I have a friend who is a big basketball fan and who absolutely, positively does not want to have anything to do with the Halifax Hurricanes. After last year’s debacle with the now-defunct Halifax Rainmen, where they forfeited game 7 of the NBL Finals to Windsor (and then folded the franchise after filing for bankruptcy), he vowed never to have anything to do with pro basketball in Halifax again.
I understand his skepticism. Like my friend, I bought into the Rainmen last year during their playoff run (after having been impressed by a couple of regular season games), and I was appalled when the season ended the way it did. Some of the same people who were involved with the Rainmen are now involved with the Hurricanes, most notably Rainmen owner Andre Levingston, who is part of the ownership group for the Hurricanes. That was the “straw that broke the camel’s back” for my friend.
But here’s the thing – this is a new team. Levingston is apparently being restricted to basketball operations, which is what he seems to be good at, whilst the overall business management of the new franchise has been placed in the hands of the rest of the ownership group, all of whom are prominent local business people. That’s a reassuring step that points to a stability the Rainmen never had on the business side.

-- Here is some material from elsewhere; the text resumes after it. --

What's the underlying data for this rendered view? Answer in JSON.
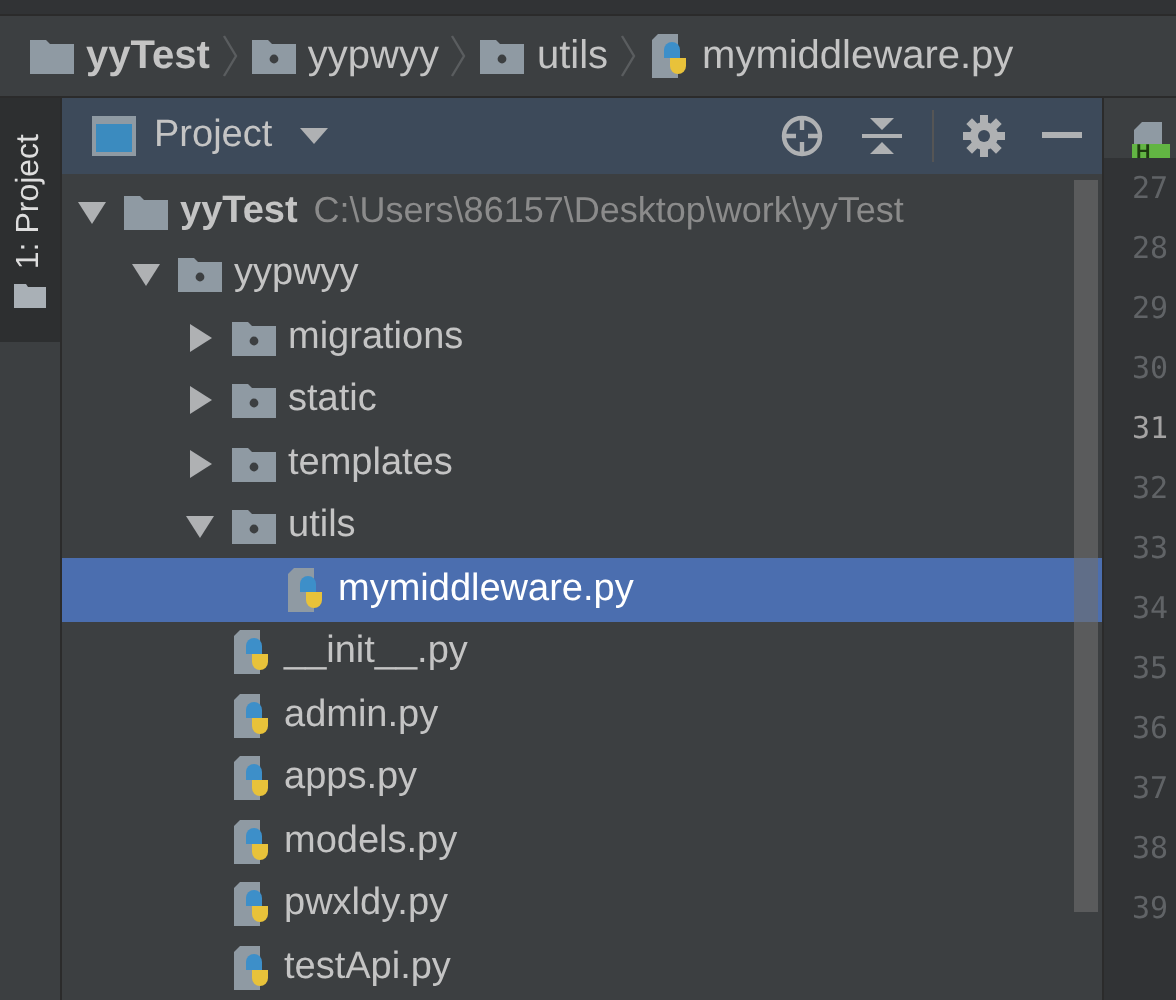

Most important, the product on the court is good, and getting better with each game. My folks got my brother and me 5-game flex voucher packs for Christmas, and we have gone to see four of the first four home games. It’s up-tempo, exciting basketball, and the players (only one of whom was with the Rainmen last year) give it their all each and every time they hit the court. They also seem to be making a genuine effort to connect with the fans, staying behind after the games to mingle and sign autographs and so forth, and undertaking community outreach. The cheerleaders and mascot work hard as well. It’s all still a little rough around the edges in terms of creating the best fan experience (they really need to lower the volume on the music, for example, and their website is still very much a work-in-progress), but they are off to a good start.
Crowds have been small – maybe 1,000 each time (although one wonders how many people are actually paying customers, and how many have complimentary tickets). That’s not nearly enough to sustain the franchise in the long run, but it’s early days for the Hurricanes. However, even though they are a new franchise, they will still get tarred with the brush of the Rainmen disaster, which has soured a lot of fans – including my friend. Whether it is fair or not, that is the cross they have to bear, and the hurdle they have to overcome.
But I’m a big believer in second chances. So far, the Hurricanes are putting an exciting product on the floor, and in the end that’s what really counts to me. I hope it’s what also counts for more and more Haligonians as the season stretches on, because I think the Hurricanes are probably the last opportunity for professional basketball to make a go of it in the Halifax market for many, many years. It would be a shame not to give it one last chance.
Anyone who enjoys quality hoops action owes it to themselves to give the new team a look. You won’t be disappointed.
Latest posts by Paul Andrew Kimball (see all)
- McNeil Government’s Culture Action Plan – All Talk, No Action - February 23, 2017
- “First Features” Film Series Begins at Dalhousie Art Gallery - January 17, 2017
- View 902 Podcast Episode 3 – Silver Donald Cameron - January 5, 2017